What the task requires:
All the lines below need to be output exactly, apart from any images.

Start of Provided data

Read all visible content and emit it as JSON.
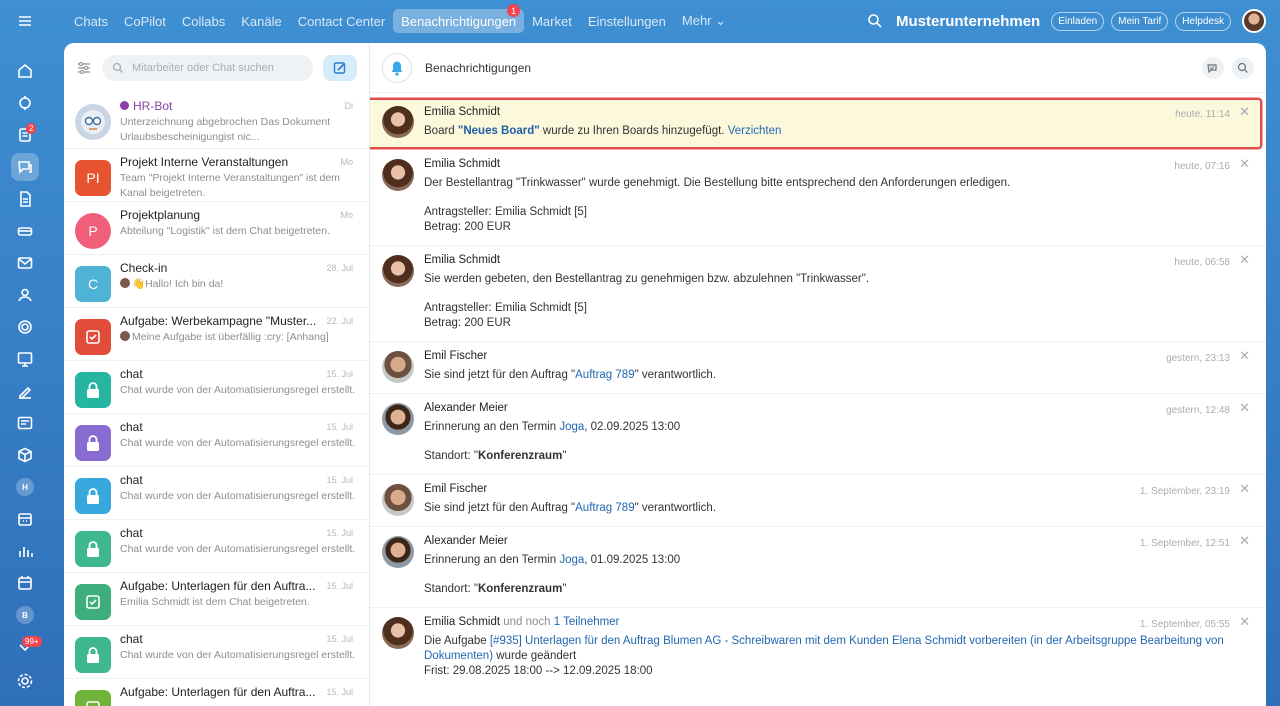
{
  "nav": {
    "items": [
      "Chats",
      "CoPilot",
      "Collabs",
      "Kanäle",
      "Contact Center",
      "Benachrichtigungen",
      "Market",
      "Einstellungen",
      "Mehr ⌄"
    ],
    "active_badge": "1"
  },
  "header": {
    "company": "Musterunternehmen",
    "invite": "Einladen",
    "plan": "Mein Tarif",
    "helpdesk": "Helpdesk"
  },
  "leftbar": {
    "badge_tasks": "2",
    "badge_more": "99+",
    "letter_h": "H",
    "letter_b": "B"
  },
  "search": {
    "placeholder": "Mitarbeiter oder Chat suchen"
  },
  "chats": [
    {
      "name": "HR-Bot",
      "sub": "Unterzeichnung abgebrochen Das Dokument Urlaubsbescheinigungist nic...",
      "date": "Di",
      "avatar": "",
      "color": "#c7cdd6"
    },
    {
      "name": "Projekt Interne Veranstaltungen",
      "sub": "Team \"Projekt Interne Veranstaltungen\" ist dem Kanal beigetreten.",
      "date": "Mo",
      "avatar": "PI",
      "color": "#e8542f"
    },
    {
      "name": "Projektplanung",
      "sub": "Abteilung \"Logistik\" ist dem Chat beigetreten.",
      "date": "Mo",
      "avatar": "P",
      "color": "#f0607a"
    },
    {
      "name": "Check-in",
      "sub": "👋Hallo! Ich bin da!",
      "date": "28. Jul",
      "avatar": "C",
      "color": "#4fb3d6"
    },
    {
      "name": "Aufgabe: Werbekampagne \"Muster...",
      "sub": "Meine Aufgabe ist überfällig :cry: [Anhang]",
      "date": "22. Jul",
      "avatar": "",
      "color": "#e24c3a"
    },
    {
      "name": "chat",
      "sub": "Chat wurde von der Automatisierungsregel erstellt.",
      "date": "15. Jul",
      "avatar": "",
      "color": "#26b5a0"
    },
    {
      "name": "chat",
      "sub": "Chat wurde von der Automatisierungsregel erstellt.",
      "date": "15. Jul",
      "avatar": "",
      "color": "#8a6bd1"
    },
    {
      "name": "chat",
      "sub": "Chat wurde von der Automatisierungsregel erstellt.",
      "date": "15. Jul",
      "avatar": "",
      "color": "#36a8de"
    },
    {
      "name": "chat",
      "sub": "Chat wurde von der Automatisierungsregel erstellt.",
      "date": "15. Jul",
      "avatar": "",
      "color": "#3fb78f"
    },
    {
      "name": "Aufgabe: Unterlagen für den Auftra...",
      "sub": "Emilia Schmidt ist dem Chat beigetreten.",
      "date": "15. Jul",
      "avatar": "",
      "color": "#3fae7d"
    },
    {
      "name": "chat",
      "sub": "Chat wurde von der Automatisierungsregel erstellt.",
      "date": "15. Jul",
      "avatar": "",
      "color": "#3fb78f"
    },
    {
      "name": "Aufgabe: Unterlagen für den Auftra...",
      "sub": "",
      "date": "15. Jul",
      "avatar": "",
      "color": "#6fb33a"
    }
  ],
  "notifications": {
    "title": "Benachrichtigungen",
    "items": [
      {
        "name": "Emilia Schmidt",
        "time": "heute, 11:14",
        "t1": "Board ",
        "b1": "\"Neues Board\"",
        "t2": " wurde zu Ihren Boards hinzugefügt. ",
        "link": "Verzichten"
      },
      {
        "name": "Emilia Schmidt",
        "time": "heute, 07:16",
        "l1": "Der Bestellantrag \"Trinkwasser\" wurde genehmigt. Die Bestellung bitte entsprechend den Anforderungen erledigen.",
        "l2": "Antragsteller: Emilia Schmidt [5]",
        "l3": "Betrag: 200 EUR"
      },
      {
        "name": "Emilia Schmidt",
        "time": "heute, 06:58",
        "l1": "Sie werden gebeten, den Bestellantrag zu genehmigen bzw. abzulehnen \"Trinkwasser\".",
        "l2": "Antragsteller: Emilia Schmidt [5]",
        "l3": "Betrag: 200 EUR"
      },
      {
        "name": "Emil Fischer",
        "time": "gestern, 23:13",
        "p1": "Sie sind jetzt für den Auftrag \"",
        "link": "Auftrag 789",
        "p2": "\" verantwortlich."
      },
      {
        "name": "Alexander Meier",
        "time": "gestern, 12:48",
        "p1": "Erinnerung an den Termin ",
        "link": "Joga",
        "p2": ", 02.09.2025 13:00",
        "loc1": "Standort: \"",
        "loc": "Konferenzraum",
        "loc2": "\""
      },
      {
        "name": "Emil Fischer",
        "time": "1. September, 23:19",
        "p1": "Sie sind jetzt für den Auftrag \"",
        "link": "Auftrag 789",
        "p2": "\" verantwortlich."
      },
      {
        "name": "Alexander Meier",
        "time": "1. September, 12:51",
        "p1": "Erinnerung an den Termin ",
        "link": "Joga",
        "p2": ", 01.09.2025 13:00",
        "loc1": "Standort: \"",
        "loc": "Konferenzraum",
        "loc2": "\""
      },
      {
        "name": "Emilia Schmidt",
        "extra": " und noch ",
        "extra_link": "1 Teilnehmer",
        "time": "1. September, 05:55",
        "p1": "Die Aufgabe ",
        "link": "[#935] Unterlagen für den Auftrag Blumen AG - Schreibwaren mit dem Kunden Elena Schmidt vorbereiten (in der Arbeitsgruppe Bearbeitung von Dokumenten)",
        "p2": " wurde geändert",
        "l2": "Frist: 29.08.2025 18:00 --> 12.09.2025 18:00"
      }
    ]
  },
  "colors": {
    "accent": "#2f6fb9",
    "highlight_bg": "#fcf8dc",
    "highlight_border": "#e34b4b",
    "link": "#2067b0"
  }
}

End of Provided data

Response to the exercise:
Read all visible content and emit it as JSON.
{
  "nav": {
    "items": [
      "Chats",
      "CoPilot",
      "Collabs",
      "Kanäle",
      "Contact Center",
      "Benachrichtigungen",
      "Market",
      "Einstellungen",
      "Mehr ⌄"
    ],
    "active_badge": "1"
  },
  "header": {
    "company": "Musterunternehmen",
    "invite": "Einladen",
    "plan": "Mein Tarif",
    "helpdesk": "Helpdesk"
  },
  "leftbar": {
    "badge_tasks": "2",
    "badge_more": "99+",
    "letter_h": "H",
    "letter_b": "B"
  },
  "search": {
    "placeholder": "Mitarbeiter oder Chat suchen"
  },
  "chats": [
    {
      "name": "HR-Bot",
      "sub": "Unterzeichnung abgebrochen Das Dokument Urlaubsbescheinigungist nic...",
      "date": "Di",
      "avatar": "",
      "color": "#c7cdd6"
    },
    {
      "name": "Projekt Interne Veranstaltungen",
      "sub": "Team \"Projekt Interne Veranstaltungen\" ist dem Kanal beigetreten.",
      "date": "Mo",
      "avatar": "PI",
      "color": "#e8542f"
    },
    {
      "name": "Projektplanung",
      "sub": "Abteilung \"Logistik\" ist dem Chat beigetreten.",
      "date": "Mo",
      "avatar": "P",
      "color": "#f0607a"
    },
    {
      "name": "Check-in",
      "sub": "👋Hallo! Ich bin da!",
      "date": "28. Jul",
      "avatar": "C",
      "color": "#4fb3d6"
    },
    {
      "name": "Aufgabe: Werbekampagne \"Muster...",
      "sub": "Meine Aufgabe ist überfällig :cry: [Anhang]",
      "date": "22. Jul",
      "avatar": "",
      "color": "#e24c3a"
    },
    {
      "name": "chat",
      "sub": "Chat wurde von der Automatisierungsregel erstellt.",
      "date": "15. Jul",
      "avatar": "",
      "color": "#26b5a0"
    },
    {
      "name": "chat",
      "sub": "Chat wurde von der Automatisierungsregel erstellt.",
      "date": "15. Jul",
      "avatar": "",
      "color": "#8a6bd1"
    },
    {
      "name": "chat",
      "sub": "Chat wurde von der Automatisierungsregel erstellt.",
      "date": "15. Jul",
      "avatar": "",
      "color": "#36a8de"
    },
    {
      "name": "chat",
      "sub": "Chat wurde von der Automatisierungsregel erstellt.",
      "date": "15. Jul",
      "avatar": "",
      "color": "#3fb78f"
    },
    {
      "name": "Aufgabe: Unterlagen für den Auftra...",
      "sub": "Emilia Schmidt ist dem Chat beigetreten.",
      "date": "15. Jul",
      "avatar": "",
      "color": "#3fae7d"
    },
    {
      "name": "chat",
      "sub": "Chat wurde von der Automatisierungsregel erstellt.",
      "date": "15. Jul",
      "avatar": "",
      "color": "#3fb78f"
    },
    {
      "name": "Aufgabe: Unterlagen für den Auftra...",
      "sub": "",
      "date": "15. Jul",
      "avatar": "",
      "color": "#6fb33a"
    }
  ],
  "notifications": {
    "title": "Benachrichtigungen",
    "items": [
      {
        "name": "Emilia Schmidt",
        "time": "heute, 11:14",
        "t1": "Board ",
        "b1": "\"Neues Board\"",
        "t2": " wurde zu Ihren Boards hinzugefügt. ",
        "link": "Verzichten"
      },
      {
        "name": "Emilia Schmidt",
        "time": "heute, 07:16",
        "l1": "Der Bestellantrag \"Trinkwasser\" wurde genehmigt. Die Bestellung bitte entsprechend den Anforderungen erledigen.",
        "l2": "Antragsteller: Emilia Schmidt [5]",
        "l3": "Betrag: 200 EUR"
      },
      {
        "name": "Emilia Schmidt",
        "time": "heute, 06:58",
        "l1": "Sie werden gebeten, den Bestellantrag zu genehmigen bzw. abzulehnen \"Trinkwasser\".",
        "l2": "Antragsteller: Emilia Schmidt [5]",
        "l3": "Betrag: 200 EUR"
      },
      {
        "name": "Emil Fischer",
        "time": "gestern, 23:13",
        "p1": "Sie sind jetzt für den Auftrag \"",
        "link": "Auftrag 789",
        "p2": "\" verantwortlich."
      },
      {
        "name": "Alexander Meier",
        "time": "gestern, 12:48",
        "p1": "Erinnerung an den Termin ",
        "link": "Joga",
        "p2": ", 02.09.2025 13:00",
        "loc1": "Standort: \"",
        "loc": "Konferenzraum",
        "loc2": "\""
      },
      {
        "name": "Emil Fischer",
        "time": "1. September, 23:19",
        "p1": "Sie sind jetzt für den Auftrag \"",
        "link": "Auftrag 789",
        "p2": "\" verantwortlich."
      },
      {
        "name": "Alexander Meier",
        "time": "1. September, 12:51",
        "p1": "Erinnerung an den Termin ",
        "link": "Joga",
        "p2": ", 01.09.2025 13:00",
        "loc1": "Standort: \"",
        "loc": "Konferenzraum",
        "loc2": "\""
      },
      {
        "name": "Emilia Schmidt",
        "extra": " und noch ",
        "extra_link": "1 Teilnehmer",
        "time": "1. September, 05:55",
        "p1": "Die Aufgabe ",
        "link": "[#935] Unterlagen für den Auftrag Blumen AG - Schreibwaren mit dem Kunden Elena Schmidt vorbereiten (in der Arbeitsgruppe Bearbeitung von Dokumenten)",
        "p2": " wurde geändert",
        "l2": "Frist: 29.08.2025 18:00 --> 12.09.2025 18:00"
      }
    ]
  },
  "colors": {
    "accent": "#2f6fb9",
    "highlight_bg": "#fcf8dc",
    "highlight_border": "#e34b4b",
    "link": "#2067b0"
  }
}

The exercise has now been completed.